2007-08 Edmonton Oilers, -5.1 shots per game. Ah yes, this team. A 41-35-6 record is amazing in this context. How did they do it? Well, since it's the Oilers we kind of already know. It was with a stupid-good shootout record, Mathieu Garon leading the league in PK save percentage, a league best 25-8-6 record in one-goal games and 10%+ shooting percentages from Hemsky, Brodziak, Penner, Gilbert, Pisani, Horcoff, Cogliano and Glencross. so if we can just do all of those things we'll be good for... 9th in the Conference and 19th overall! Yeah! How lucky is Kevin Lowe that Brian Burke didn't get a lottery pick? Yikes.
Aside: people that blame Kevin Lowe for passing on Curtis Glencross at 1.2M over three years should give their head a shake. His breakout season in the minors came at age 24 and that beauty run of 13 points, +5 in 26 games as an Oiler came with a shooting percentage of 22%. He was a big physical player and I wish they would've kept him knowing what we know now but if the Oilers had signed him and he turned into Scott Fraser there would have been all kinds of lamenting overpaying another fourth line caliber player to too much money and term.
2006-07 Boston Bruins, -4.6 shots per game. You'd think that as the numbers got better we'd be hitting on some better clubs. This Boston team posted a record of 35-41-6 for a total of 76 points, good for 13th in the Conference and 23rd overall. This is the worst kind of bad team since you don't even get a top end draft pick (they took Zach Hamill). They probably deserved to be worse but this was the year that the Smyth-less Oilers played the last twenty games (and that team didn't even make this list).
2008-09 Atlanta Thrashers, -4.6 shots per game. Seriously guys, fire Don Waddell. With a record of 35-41-6 and 76 points this Thrashers team is remarkably similar to the Bruins of 2006-07. They won a tonne of games over the last month and a half of the season (seriously) to push themselves up to 13th in the Conference and 27th overall. Apparently the West had fewer terrible teams in 2008-09 than in 2006-07. It would've taken a lot of losing to fall into Hedman territory but hey, at least Evander Kane isn't Zach Hamill.
So there you have it. No one is good. They all suck. Only three out of the ten teams drafted higher than 6th overall. And these teams all have a better outshooting record than the Oilers so far this season. What would the Oilers need to do to get to -4.5 on the season? Nothing outstanding really. To make it to a shot differential of -4.5 on the year, the Oilers just need to have a -3.5 shot differential from now until the end of the regular season. That seems possible. To get back to even? They'd need to outshoot their opposition by 2.0 shots per game from now until the end of the year... I think I'll stick with the first goal.
Which do you think is more likely?

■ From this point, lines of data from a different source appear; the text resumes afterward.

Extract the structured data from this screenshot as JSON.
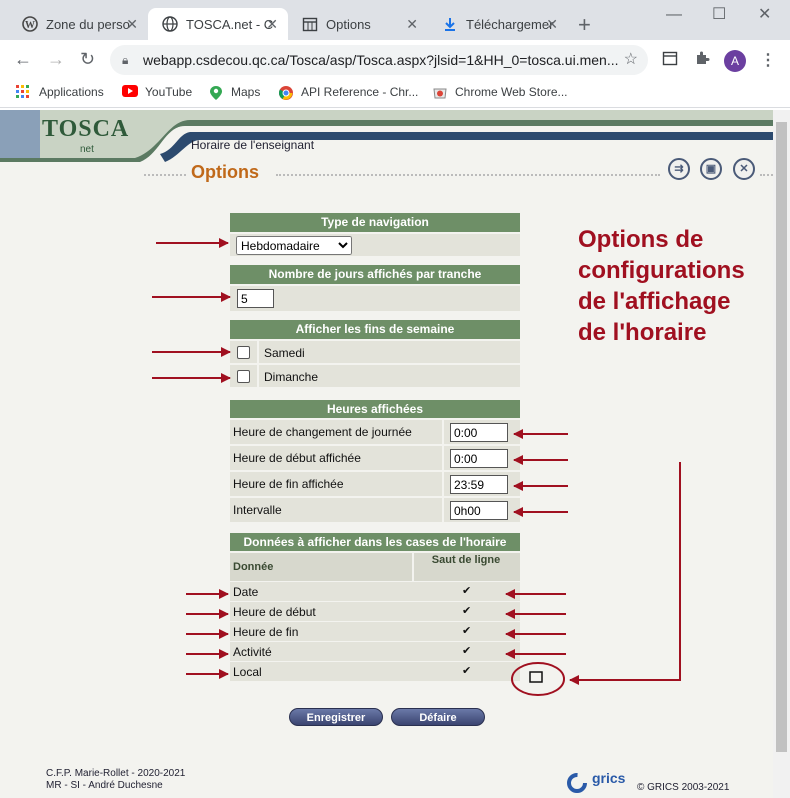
{
  "browser": {
    "tabs": [
      {
        "title": "Zone du perso",
        "icon": "wordpress-icon",
        "active": false
      },
      {
        "title": "TOSCA.net - C",
        "icon": "globe-icon",
        "active": true
      },
      {
        "title": "Options",
        "icon": "calendar-icon",
        "active": false
      },
      {
        "title": "Téléchargemen",
        "icon": "download-icon",
        "active": false
      }
    ],
    "new_tab": "+",
    "url": "webapp.csdecou.qc.ca/Tosca/asp/Tosca.aspx?jlsid=1&HH_0=tosca.ui.men...",
    "avatar_letter": "A",
    "bookmarks": [
      {
        "label": "Applications",
        "icon": "apps-grid-icon"
      },
      {
        "label": "YouTube",
        "icon": "youtube-icon"
      },
      {
        "label": "Maps",
        "icon": "maps-icon"
      },
      {
        "label": "API Reference - Chr...",
        "icon": "chrome-icon"
      },
      {
        "label": "Chrome Web Store...",
        "icon": "webstore-icon"
      }
    ]
  },
  "header": {
    "logo": "TOSCA",
    "logo_sub": "net",
    "breadcrumb": "Horaire de l'enseignant",
    "title": "Options"
  },
  "nav_type": {
    "heading": "Type de navigation",
    "selected": "Hebdomadaire"
  },
  "days_per_slice": {
    "heading": "Nombre de jours affichés par tranche",
    "value": "5"
  },
  "weekends": {
    "heading": "Afficher les fins de semaine",
    "items": [
      {
        "label": "Samedi",
        "checked": false
      },
      {
        "label": "Dimanche",
        "checked": false
      }
    ]
  },
  "hours": {
    "heading": "Heures affichées",
    "rows": [
      {
        "label": "Heure de changement de journée",
        "value": "0:00"
      },
      {
        "label": "Heure de début affichée",
        "value": "0:00"
      },
      {
        "label": "Heure de fin affichée",
        "value": "23:59"
      },
      {
        "label": "Intervalle",
        "value": "0h00"
      }
    ]
  },
  "data_display": {
    "heading": "Données à afficher dans les cases de l'horaire",
    "col_data": "Donnée",
    "col_break": "Saut de ligne",
    "rows": [
      {
        "label": "Date",
        "line_break": true
      },
      {
        "label": "Heure de début",
        "line_break": true
      },
      {
        "label": "Heure de fin",
        "line_break": true
      },
      {
        "label": "Activité",
        "line_break": true
      },
      {
        "label": "Local",
        "line_break": true
      }
    ],
    "check_glyph": "✔"
  },
  "buttons": {
    "save": "Enregistrer",
    "default": "Défaire"
  },
  "footer": {
    "line1": "C.F.P. Marie-Rollet - 2020-2021",
    "line2": "MR - SI - André Duchesne",
    "brand": "grics",
    "copyright": "© GRICS 2003-2021"
  },
  "annotation": {
    "lines": [
      "Options de",
      "configurations",
      "de l'affichage",
      "de l'horaire"
    ],
    "color": "#a01020"
  }
}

Both Khabibulin and Deslauriers are in the top five in Sv % (1 vote)
One of Khabibulin or Deslauriers leads the league in PK Sv % (6 votes)
The Oilers have at least eight regulars shoot 10% or better (3 votes)
The Oilers have the best one-goal-game record in the league (1 vote)
Even granting one of the above, the Oilers miss the playoffs (59 votes)
70 total votes